Some lines in the material below hold the word "index". Copy all of them.

* * *

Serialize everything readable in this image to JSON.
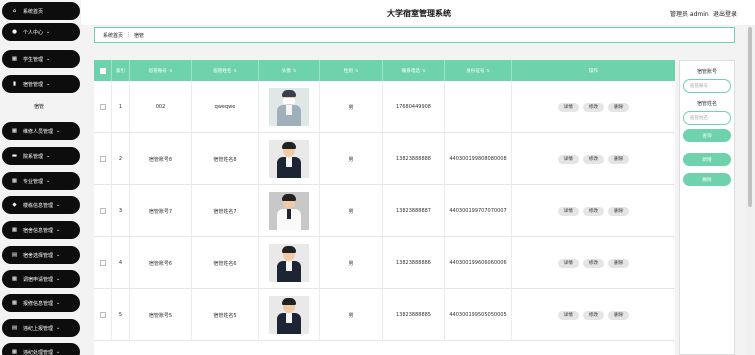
{
  "header": {
    "title": "大学宿室管理系统",
    "user": "管理员 admin",
    "logout": "退出登录"
  },
  "breadcrumb": {
    "home": "系统首页",
    "sep": "⋮",
    "current": "宿管"
  },
  "sidebar": {
    "items": [
      {
        "label": "系统首页",
        "icon": "home-icon",
        "glyph": "⌂",
        "chevron": false
      },
      {
        "label": "个人中心",
        "icon": "user-icon",
        "glyph": "●",
        "chevron": true
      },
      {
        "label": "学生管理",
        "icon": "grid-icon",
        "glyph": "▦",
        "chevron": true
      },
      {
        "label": "宿管管理",
        "icon": "bar-chart-icon",
        "glyph": "▮",
        "chevron": true
      },
      {
        "label": "维修人员管理",
        "icon": "grid-icon",
        "glyph": "▦",
        "chevron": true
      },
      {
        "label": "院系管理",
        "icon": "briefcase-icon",
        "glyph": "▬",
        "chevron": true
      },
      {
        "label": "专业管理",
        "icon": "grid-icon",
        "glyph": "▦",
        "chevron": true
      },
      {
        "label": "楼栋信息管理",
        "icon": "shield-icon",
        "glyph": "◆",
        "chevron": true
      },
      {
        "label": "宿舍信息管理",
        "icon": "grid-icon",
        "glyph": "▦",
        "chevron": true
      },
      {
        "label": "宿舍选择管理",
        "icon": "clipboard-icon",
        "glyph": "▤",
        "chevron": true
      },
      {
        "label": "调宿申请管理",
        "icon": "grid-icon",
        "glyph": "▦",
        "chevron": true
      },
      {
        "label": "报修信息管理",
        "icon": "grid-icon",
        "glyph": "▦",
        "chevron": true
      },
      {
        "label": "违纪上报管理",
        "icon": "file-icon",
        "glyph": "▤",
        "chevron": true
      },
      {
        "label": "违纪处理管理",
        "icon": "grid-icon",
        "glyph": "▦",
        "chevron": true
      }
    ],
    "submenu": "宿管"
  },
  "table": {
    "headers": [
      "索引",
      "宿管账号",
      "宿管姓名",
      "头像",
      "性别",
      "联系电话",
      "身份证号",
      "操作"
    ],
    "rows": [
      {
        "index": "1",
        "account": "002",
        "name": "qweqwe",
        "gender": "男",
        "phone": "17680449908",
        "idcard": "",
        "photo": "cartoon"
      },
      {
        "index": "2",
        "account": "宿管账号8",
        "name": "宿管姓名8",
        "gender": "男",
        "phone": "13823888888",
        "idcard": "440300199808080008",
        "photo": "suit"
      },
      {
        "index": "3",
        "account": "宿管账号7",
        "name": "宿管姓名7",
        "gender": "男",
        "phone": "13823888887",
        "idcard": "440300199707070007",
        "photo": "light"
      },
      {
        "index": "4",
        "account": "宿管账号6",
        "name": "宿管姓名6",
        "gender": "男",
        "phone": "13823888886",
        "idcard": "440300199606060006",
        "photo": "suit"
      },
      {
        "index": "5",
        "account": "宿管账号5",
        "name": "宿管姓名5",
        "gender": "男",
        "phone": "13823888885",
        "idcard": "440300199505050005",
        "photo": "suit"
      }
    ],
    "actions": {
      "detail": "详情",
      "edit": "修改",
      "delete": "删除"
    }
  },
  "search": {
    "account_label": "宿管账号",
    "account_placeholder": "宿管账号",
    "name_label": "宿管姓名",
    "name_placeholder": "宿管姓名",
    "search_btn": "查询",
    "add_btn": "新增",
    "delete_btn": "删除"
  },
  "colors": {
    "accent": "#6ed3ad",
    "sidebar": "#0d0d0d"
  }
}
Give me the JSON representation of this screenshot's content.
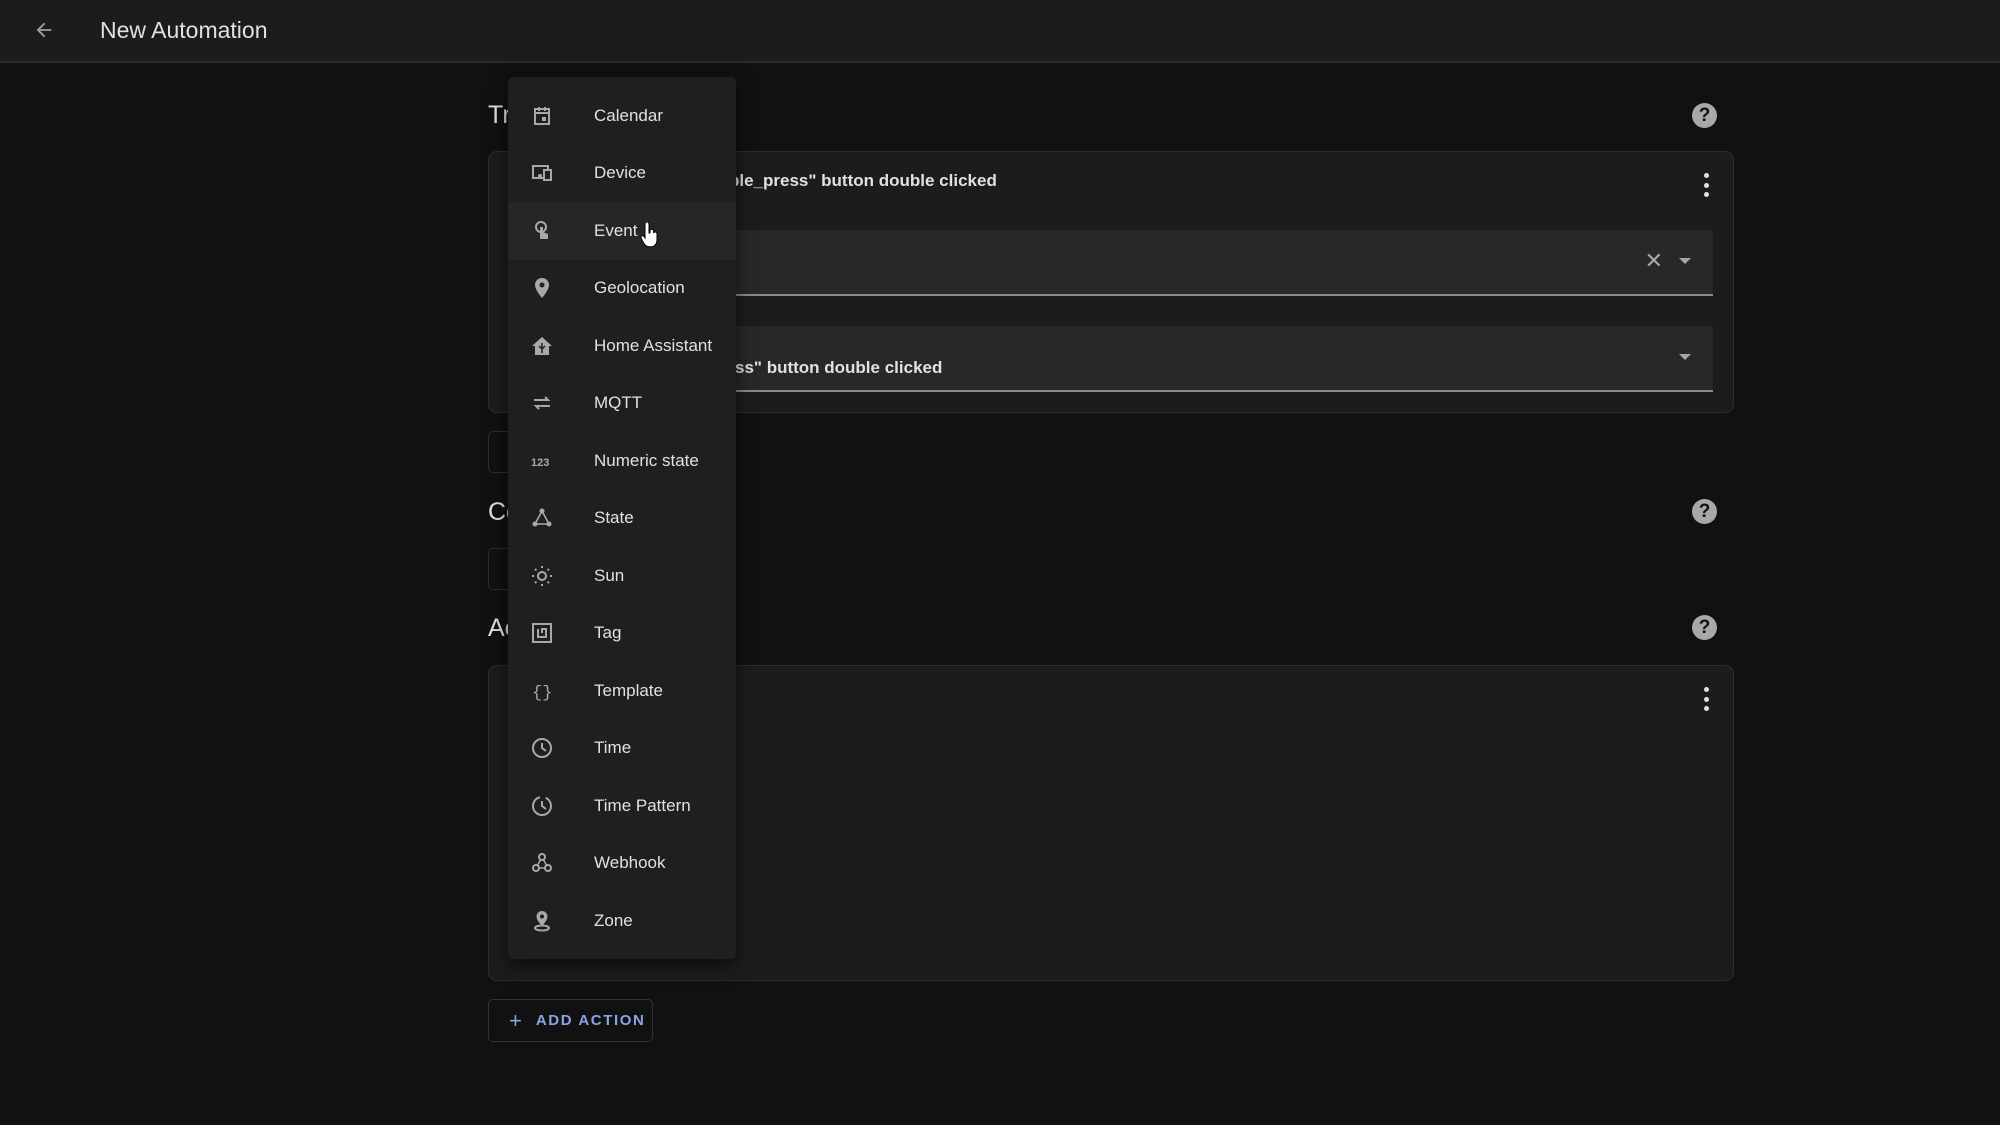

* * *

ANSWER TO THE PROBLEM:
        "index": "1",
        "index": "2",
        "index": "3",
        "index": "4",
        "index": "5",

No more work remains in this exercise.